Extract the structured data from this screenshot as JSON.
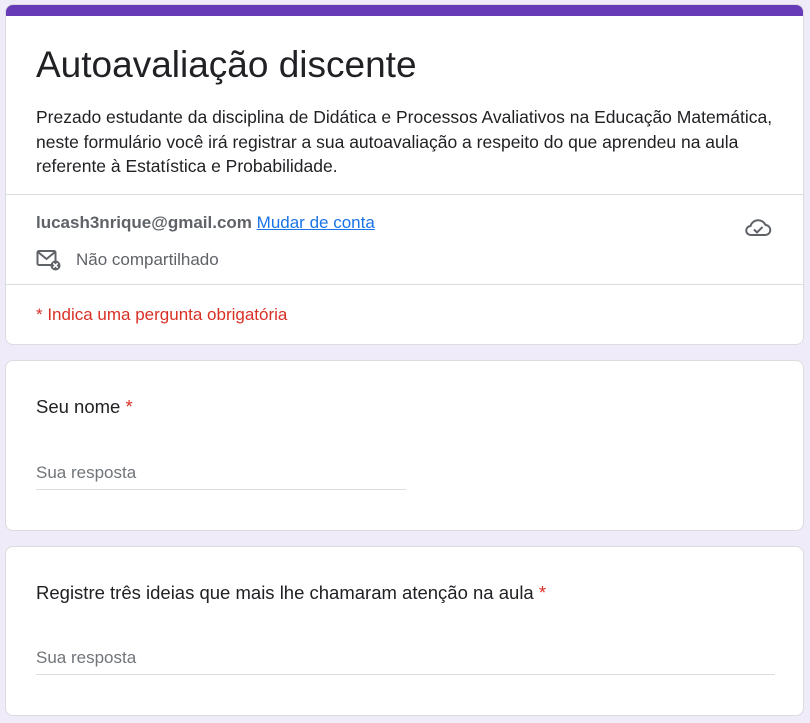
{
  "form": {
    "title": "Autoavaliação discente",
    "description": "Prezado estudante da disciplina de Didática e Processos Avaliativos na Educação Matemática, neste formulário você irá registrar a sua autoavaliação a respeito do que aprendeu na aula referente à Estatística e Probabilidade.",
    "account": {
      "email": "lucash3nrique@gmail.com",
      "switch_label": "Mudar de conta",
      "not_shared_label": "Não compartilhado",
      "cloud_icon": "cloud-check-icon",
      "mail_icon": "mail-not-shared-icon"
    },
    "required_note": "* Indica uma pergunta obrigatória",
    "accent_color": "#673ab7",
    "required_color": "#d93025"
  },
  "questions": [
    {
      "label": "Seu nome",
      "required_mark": "*",
      "placeholder": "Sua resposta"
    },
    {
      "label": "Registre três ideias que mais lhe chamaram atenção na aula",
      "required_mark": "*",
      "placeholder": "Sua resposta"
    }
  ]
}
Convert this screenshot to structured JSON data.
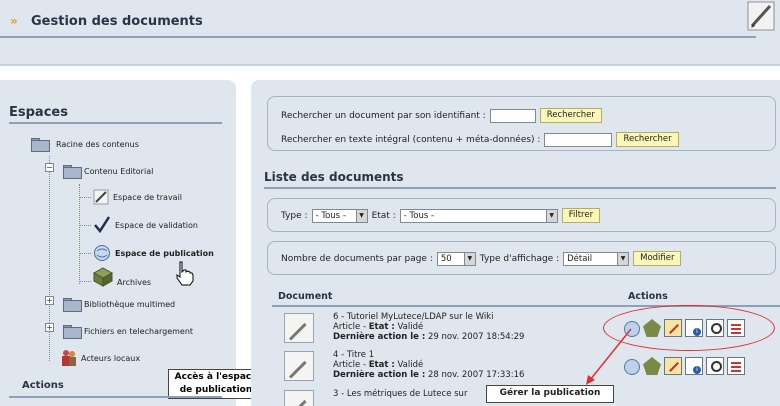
{
  "header": {
    "title": "Gestion des documents"
  },
  "left": {
    "title": "Espaces",
    "tree": {
      "root": "Racine des contenus",
      "editorial": "Contenu Editorial",
      "work": "Espace de travail",
      "validation": "Espace de validation",
      "publication": "Espace de publication",
      "archives": "Archives",
      "multimedia": "Bibliothèque multimed",
      "download": "Fichiers en telechargement",
      "actors": "Acteurs locaux"
    },
    "actions_title": "Actions",
    "callout_line1": "Accès à l'espace",
    "callout_line2": "de publication"
  },
  "search": {
    "by_id_label": "Rechercher un document par son identifiant :",
    "by_id_button": "Rechercher",
    "fulltext_label": "Rechercher en texte intégral (contenu + méta-données) :",
    "fulltext_button": "Rechercher"
  },
  "list": {
    "title": "Liste des documents",
    "type_label": "Type :",
    "type_value": "- Tous -",
    "etat_label": "Etat :",
    "etat_value": "- Tous -",
    "filter_button": "Filtrer",
    "per_page_label": "Nombre de documents par page :",
    "per_page_value": "50",
    "display_label": "Type d'affichage :",
    "display_value": "Détail",
    "modify_button": "Modifier",
    "col_document": "Document",
    "col_actions": "Actions",
    "rows": [
      {
        "title": "6 - Tutoriel MyLutece/LDAP sur le Wiki",
        "meta_prefix": "Article - ",
        "state_label": "Etat :",
        "state_value": " Validé",
        "last_label": "Dernière action le :",
        "last_value": " 29 nov. 2007 18:54:29"
      },
      {
        "title": "4 - Titre 1",
        "meta_prefix": "Article - ",
        "state_label": "Etat :",
        "state_value": " Validé",
        "last_label": "Dernière action le :",
        "last_value": " 28 nov. 2007 17:33:16"
      },
      {
        "title": "3 - Les métriques de Lutece sur"
      }
    ],
    "callout_manage": "Gérer la publication"
  }
}
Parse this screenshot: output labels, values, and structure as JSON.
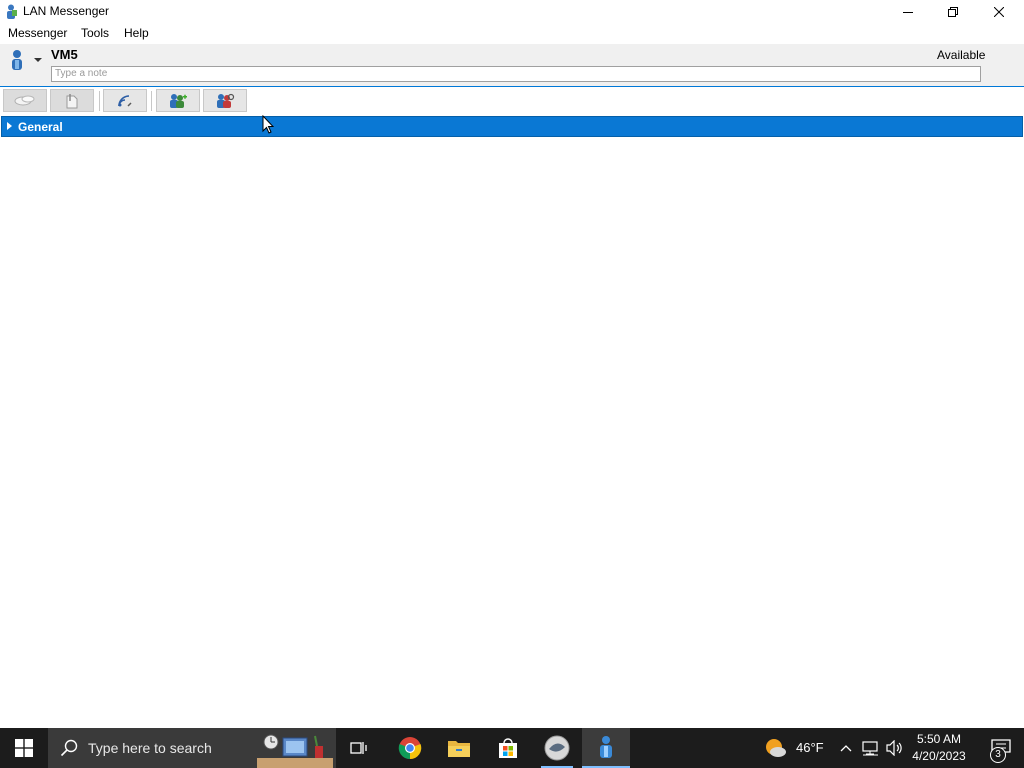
{
  "window": {
    "title": "LAN Messenger",
    "controls": [
      "minimize-icon",
      "restore-icon",
      "close-icon"
    ]
  },
  "menu": {
    "items": [
      {
        "label": "Messenger"
      },
      {
        "label": "Tools"
      },
      {
        "label": "Help"
      }
    ]
  },
  "header": {
    "username": "VM5",
    "status": "Available",
    "note_placeholder": "Type a note"
  },
  "toolbar": {
    "buttons": [
      {
        "icon": "chat-icon",
        "enabled": false
      },
      {
        "icon": "file-transfer-icon",
        "enabled": false
      },
      {
        "icon": "broadcast-icon",
        "enabled": true
      },
      {
        "icon": "add-group-icon",
        "enabled": true
      },
      {
        "icon": "group-settings-icon",
        "enabled": true
      }
    ]
  },
  "contacts": {
    "groups": [
      {
        "name": "General",
        "expanded": false,
        "selected": true
      }
    ]
  },
  "taskbar": {
    "search_placeholder": "Type here to search",
    "apps": [
      "task-view-icon",
      "chrome-icon",
      "file-explorer-icon",
      "store-icon",
      "app-icon",
      "lan-messenger-icon"
    ],
    "weather_temp": "46°F",
    "time": "5:50 AM",
    "date": "4/20/2023",
    "notification_count": "3"
  },
  "colors": {
    "accent": "#0078d7",
    "group_bg": "#0a78d4",
    "taskbar_bg": "#1c1c1c"
  }
}
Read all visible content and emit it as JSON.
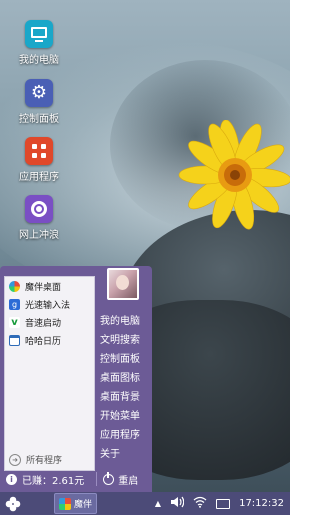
{
  "desktop": {
    "icons": [
      {
        "label": "我的电脑",
        "icon": "computer-icon",
        "color": "#1aa7c9"
      },
      {
        "label": "控制面板",
        "icon": "gear-icon",
        "color": "#4a5fb5"
      },
      {
        "label": "应用程序",
        "icon": "apps-icon",
        "color": "#e0482a"
      },
      {
        "label": "网上冲浪",
        "icon": "browser-icon",
        "color": "#7a4fc4"
      }
    ]
  },
  "start_menu": {
    "programs": [
      {
        "label": "魔伴桌面",
        "icon": "pinwheel-icon"
      },
      {
        "label": "光速输入法",
        "icon": "input-method-icon"
      },
      {
        "label": "音速启动",
        "icon": "launcher-icon"
      },
      {
        "label": "哈哈日历",
        "icon": "calendar-icon"
      }
    ],
    "all_programs": "所有程序",
    "right_links": [
      "我的电脑",
      "文明搜索",
      "控制面板",
      "桌面图标",
      "桌面背景",
      "开始菜单",
      "应用程序",
      "关于"
    ],
    "earnings": "已赚：2.61元",
    "restart": "重启"
  },
  "taskbar": {
    "app_label": "魔伴",
    "clock": "17:12:32"
  },
  "colors": {
    "menu_bg": "#6c5b96",
    "taskbar_bg": "#4c4b78"
  }
}
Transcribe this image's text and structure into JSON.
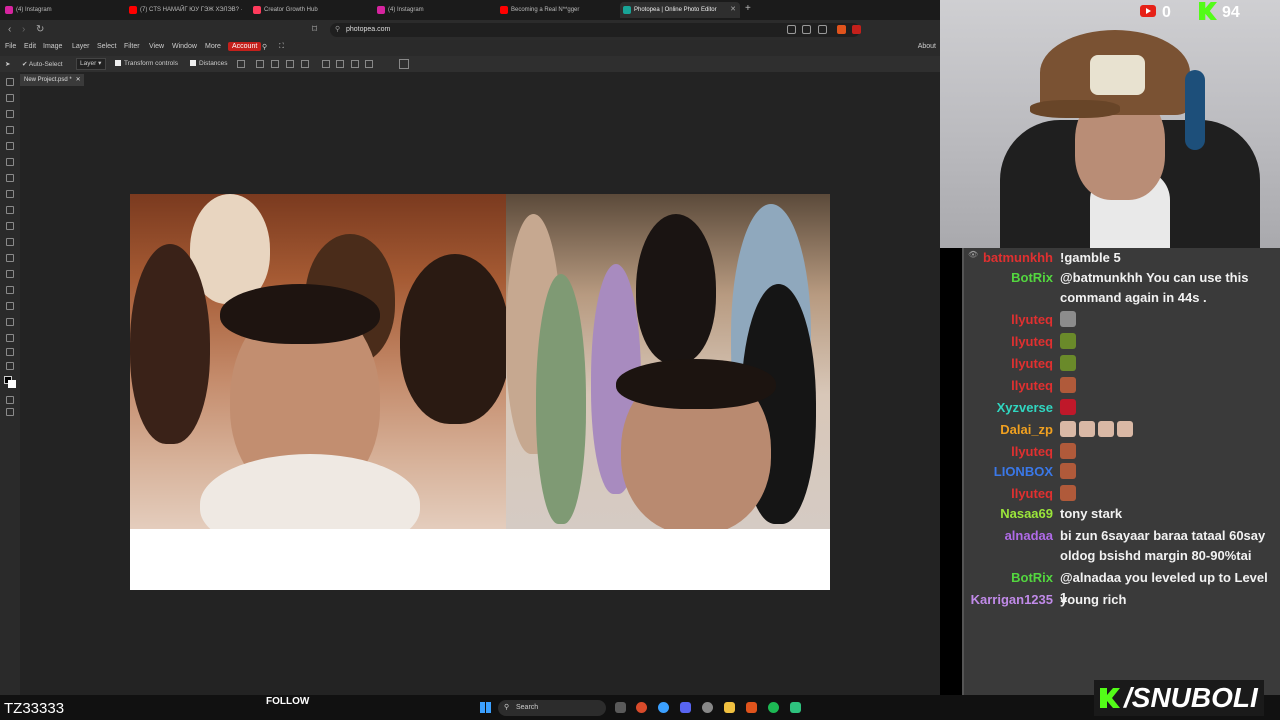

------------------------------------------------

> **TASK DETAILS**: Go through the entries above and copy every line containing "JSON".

> **FINISHED TASK**:
Extract the structured data from this screenshot as JSON.
Convert this screenshot to structured JSON data.
Parse this screenshot: output labels, values, and structure as JSON.
Read all visible content and emit it as JSON.
Transcribe this image's text and structure into JSON.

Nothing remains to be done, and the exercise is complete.